If such a medical examination was not part of their benefits, given their service to the country? Should officers be allowed to work late into the night? After all, will the mission take flight? Medical experts are of the opinion that there should be legislation on the number of visitors a senior officer should receive in a working day. Official and unofficial visitors most often wear down senior officers in very important and strategic positions. Visitors of all ranks, when permitted to see an officer in the office, often create embarrassment and nuisance for the officer and the office he occupies.

Some have no respect for time as irrelevant topics are discussed. There was a time when the number of visitors to the IGP office at Force Headquarters was becoming a challenge. The IGP at the time, Mr. Tafa Balogun, devised a unique strategy by leaving his office and walking through the huge hall of visitors, to personally listen and respond to each of their complaints with his personal officer at his sides.

By this, the IGP, unknown to many, also used the strategy to stretch his muscles. In fact, security guards should be encouraged to frequently attend organized medical seminars to help them stay fit and healthy for the onerous service to the country.

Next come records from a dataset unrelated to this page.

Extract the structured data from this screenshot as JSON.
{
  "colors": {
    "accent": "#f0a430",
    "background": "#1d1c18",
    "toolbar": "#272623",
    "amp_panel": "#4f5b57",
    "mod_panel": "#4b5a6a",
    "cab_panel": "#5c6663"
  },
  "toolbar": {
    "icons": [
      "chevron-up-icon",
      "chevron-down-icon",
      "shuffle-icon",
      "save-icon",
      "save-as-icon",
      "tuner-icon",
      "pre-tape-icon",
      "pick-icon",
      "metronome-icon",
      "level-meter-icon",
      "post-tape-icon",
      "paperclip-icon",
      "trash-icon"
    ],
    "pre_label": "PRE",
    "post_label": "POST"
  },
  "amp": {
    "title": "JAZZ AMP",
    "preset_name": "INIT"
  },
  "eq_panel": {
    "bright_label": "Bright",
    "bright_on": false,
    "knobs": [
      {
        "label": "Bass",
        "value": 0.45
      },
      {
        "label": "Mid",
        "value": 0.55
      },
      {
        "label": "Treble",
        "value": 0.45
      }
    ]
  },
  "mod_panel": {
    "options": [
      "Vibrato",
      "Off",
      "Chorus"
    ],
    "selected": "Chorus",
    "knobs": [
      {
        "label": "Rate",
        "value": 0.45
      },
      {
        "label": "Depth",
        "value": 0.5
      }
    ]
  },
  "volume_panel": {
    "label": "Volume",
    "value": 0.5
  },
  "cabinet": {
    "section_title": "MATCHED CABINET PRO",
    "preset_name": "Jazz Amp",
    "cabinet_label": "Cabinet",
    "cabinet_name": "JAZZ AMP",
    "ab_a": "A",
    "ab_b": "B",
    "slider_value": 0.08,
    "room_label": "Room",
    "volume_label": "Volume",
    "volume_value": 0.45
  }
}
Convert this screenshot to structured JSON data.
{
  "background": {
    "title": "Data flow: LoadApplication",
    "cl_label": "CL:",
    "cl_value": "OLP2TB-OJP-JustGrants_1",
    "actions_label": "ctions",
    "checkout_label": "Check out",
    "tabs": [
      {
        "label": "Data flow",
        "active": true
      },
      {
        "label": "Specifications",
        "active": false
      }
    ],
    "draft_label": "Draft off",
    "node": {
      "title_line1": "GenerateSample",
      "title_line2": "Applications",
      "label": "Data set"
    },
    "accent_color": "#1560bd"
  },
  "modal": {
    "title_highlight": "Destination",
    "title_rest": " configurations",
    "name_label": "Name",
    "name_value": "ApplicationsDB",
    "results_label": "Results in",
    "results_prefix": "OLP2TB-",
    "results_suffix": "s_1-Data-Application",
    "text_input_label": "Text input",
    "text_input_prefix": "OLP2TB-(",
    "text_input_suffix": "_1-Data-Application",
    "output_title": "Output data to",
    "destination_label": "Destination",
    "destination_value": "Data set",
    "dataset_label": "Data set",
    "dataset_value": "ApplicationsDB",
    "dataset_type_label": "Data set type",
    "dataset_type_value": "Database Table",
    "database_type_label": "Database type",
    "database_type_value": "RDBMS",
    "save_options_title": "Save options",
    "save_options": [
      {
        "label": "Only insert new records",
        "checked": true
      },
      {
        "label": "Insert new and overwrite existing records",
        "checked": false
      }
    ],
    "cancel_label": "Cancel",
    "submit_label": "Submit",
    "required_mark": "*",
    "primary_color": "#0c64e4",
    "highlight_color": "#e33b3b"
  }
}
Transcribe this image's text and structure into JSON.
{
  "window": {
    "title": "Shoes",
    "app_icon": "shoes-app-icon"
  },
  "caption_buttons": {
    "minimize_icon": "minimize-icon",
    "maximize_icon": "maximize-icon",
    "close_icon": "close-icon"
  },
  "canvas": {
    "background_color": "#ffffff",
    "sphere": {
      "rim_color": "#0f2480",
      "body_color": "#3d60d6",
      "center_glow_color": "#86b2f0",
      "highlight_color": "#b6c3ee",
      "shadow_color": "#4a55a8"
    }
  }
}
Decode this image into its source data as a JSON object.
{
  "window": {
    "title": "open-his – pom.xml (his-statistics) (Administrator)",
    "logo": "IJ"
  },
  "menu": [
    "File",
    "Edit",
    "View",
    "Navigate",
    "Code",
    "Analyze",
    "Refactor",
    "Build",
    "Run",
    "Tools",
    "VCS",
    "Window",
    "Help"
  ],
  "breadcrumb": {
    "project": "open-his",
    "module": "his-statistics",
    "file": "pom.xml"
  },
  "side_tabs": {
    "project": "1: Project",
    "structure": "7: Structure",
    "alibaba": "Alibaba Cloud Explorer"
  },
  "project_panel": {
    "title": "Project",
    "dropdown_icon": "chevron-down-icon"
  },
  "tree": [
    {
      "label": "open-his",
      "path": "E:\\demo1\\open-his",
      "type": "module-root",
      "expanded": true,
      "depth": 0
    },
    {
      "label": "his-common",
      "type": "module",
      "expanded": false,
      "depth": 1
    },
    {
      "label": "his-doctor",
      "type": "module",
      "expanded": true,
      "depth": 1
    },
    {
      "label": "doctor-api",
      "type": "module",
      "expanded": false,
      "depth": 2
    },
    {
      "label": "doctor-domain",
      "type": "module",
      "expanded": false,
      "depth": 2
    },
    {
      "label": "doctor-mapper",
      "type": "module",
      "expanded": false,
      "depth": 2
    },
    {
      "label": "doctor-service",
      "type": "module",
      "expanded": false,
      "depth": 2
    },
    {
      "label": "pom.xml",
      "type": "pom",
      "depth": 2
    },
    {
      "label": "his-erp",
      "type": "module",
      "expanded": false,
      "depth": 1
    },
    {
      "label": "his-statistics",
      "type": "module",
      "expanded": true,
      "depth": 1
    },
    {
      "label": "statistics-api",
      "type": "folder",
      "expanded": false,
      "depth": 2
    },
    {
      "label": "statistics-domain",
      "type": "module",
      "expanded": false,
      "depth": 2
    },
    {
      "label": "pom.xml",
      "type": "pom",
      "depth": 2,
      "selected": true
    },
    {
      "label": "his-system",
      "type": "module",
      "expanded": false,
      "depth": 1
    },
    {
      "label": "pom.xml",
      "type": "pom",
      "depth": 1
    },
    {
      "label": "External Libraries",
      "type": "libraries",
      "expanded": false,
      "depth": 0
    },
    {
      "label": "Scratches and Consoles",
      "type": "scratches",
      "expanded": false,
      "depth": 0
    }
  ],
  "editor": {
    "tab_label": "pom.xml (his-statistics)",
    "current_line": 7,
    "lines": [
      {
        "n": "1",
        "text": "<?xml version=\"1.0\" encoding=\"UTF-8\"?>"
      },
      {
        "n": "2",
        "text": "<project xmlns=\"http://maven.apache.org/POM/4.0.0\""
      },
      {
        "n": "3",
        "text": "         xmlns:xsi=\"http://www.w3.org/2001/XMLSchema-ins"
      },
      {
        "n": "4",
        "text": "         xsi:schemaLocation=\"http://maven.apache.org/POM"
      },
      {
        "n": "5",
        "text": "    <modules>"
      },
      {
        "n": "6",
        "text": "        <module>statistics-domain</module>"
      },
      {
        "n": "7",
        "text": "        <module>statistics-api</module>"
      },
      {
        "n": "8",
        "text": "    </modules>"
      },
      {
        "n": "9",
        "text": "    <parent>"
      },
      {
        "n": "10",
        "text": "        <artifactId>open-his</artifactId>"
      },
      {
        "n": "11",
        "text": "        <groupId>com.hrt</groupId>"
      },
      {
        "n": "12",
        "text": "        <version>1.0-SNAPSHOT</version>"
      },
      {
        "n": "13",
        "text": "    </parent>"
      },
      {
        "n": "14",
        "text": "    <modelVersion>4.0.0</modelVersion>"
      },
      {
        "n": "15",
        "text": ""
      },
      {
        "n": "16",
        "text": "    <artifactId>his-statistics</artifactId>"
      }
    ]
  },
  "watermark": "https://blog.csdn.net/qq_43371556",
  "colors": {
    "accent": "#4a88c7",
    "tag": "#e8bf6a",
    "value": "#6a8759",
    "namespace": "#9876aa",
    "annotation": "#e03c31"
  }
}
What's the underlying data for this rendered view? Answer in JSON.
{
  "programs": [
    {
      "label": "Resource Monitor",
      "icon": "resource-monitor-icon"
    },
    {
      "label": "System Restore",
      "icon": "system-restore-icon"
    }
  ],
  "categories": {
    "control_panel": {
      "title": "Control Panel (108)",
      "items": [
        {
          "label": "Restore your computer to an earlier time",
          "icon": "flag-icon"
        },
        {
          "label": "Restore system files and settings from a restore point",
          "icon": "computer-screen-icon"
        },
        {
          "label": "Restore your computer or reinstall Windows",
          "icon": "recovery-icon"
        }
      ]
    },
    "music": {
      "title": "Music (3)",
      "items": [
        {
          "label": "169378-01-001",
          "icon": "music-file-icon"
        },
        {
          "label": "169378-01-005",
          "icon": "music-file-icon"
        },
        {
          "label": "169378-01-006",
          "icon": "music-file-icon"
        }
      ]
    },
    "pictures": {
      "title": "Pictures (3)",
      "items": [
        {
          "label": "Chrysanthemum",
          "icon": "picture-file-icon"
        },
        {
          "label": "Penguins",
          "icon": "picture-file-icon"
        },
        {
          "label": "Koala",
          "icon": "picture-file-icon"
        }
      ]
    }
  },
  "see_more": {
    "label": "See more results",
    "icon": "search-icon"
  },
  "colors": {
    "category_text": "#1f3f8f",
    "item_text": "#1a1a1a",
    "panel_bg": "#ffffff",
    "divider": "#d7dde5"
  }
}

Shortly after his appointment, on September 16, 2021, the Chairman of Economic and Financial Crimes Commission (EFCC) Abdulrasheed Bawa allegedly collapsed during an event and was kicked out of the Presidential Villa in Abuja.

He had returned from the funeral of one of his officers in Ibadan, Oyo State, and was due to address an audience when, in the middle of his speech, he suddenly stopped and then collapsed and was taken for medical treatment.

Many years ago, in 2002, during the tenure of IGP Tafa Balogun, a Deputy Inspector General of Police in charge of Area 12, Bauchi, Alhaji Muhammed Shehu, collapsed in his hotel room two days after taking over.

He was staying at a hotel in the state capital, while his official accommodation was being arranged.

He was pronounced dead a week later. Again, in 2010, an AIG in charge of Force training, Mr. Joseph Idu, allegedly collapsed in his office at Force Headquarters, and was later pronounced dead.

On August 4, 2021, Assistant Police Public Relations Officer, Rivers State Police Command, Mr. Christian Udogu collapsed while watching TV with family members at home and later passed away. He had complained of chest pains before collapsing.

Sad examples of officers collapsing either on the parade grounds where their physical form is on display or in the office while on duty highlight serious issues with underlying issues. On March 2, 2012, in Ogun State, during a parade in honor of CP Nicholas Nkedeme, when five officers, including the parade commander, all fell apart like dominoes one after another. other as dignitaries, including the state’s deputy governor, Segun Adesegun, all watched in panic and astonishment.

A medical expert has described the problem of police officers collapsing on duty as “part of their professional risk, apart from the fact that their medical history and any other element may contribute to it”.

Second, in Nigeria a lot of people lie about their age, a man who is already over 50 could claim to be 45 and he thinks he can handle the stress of a 45 year old at work.

Again, due to their financial situation, many people do not take care of their health.

(To be continued)

Share.

About Author

Comments are closed.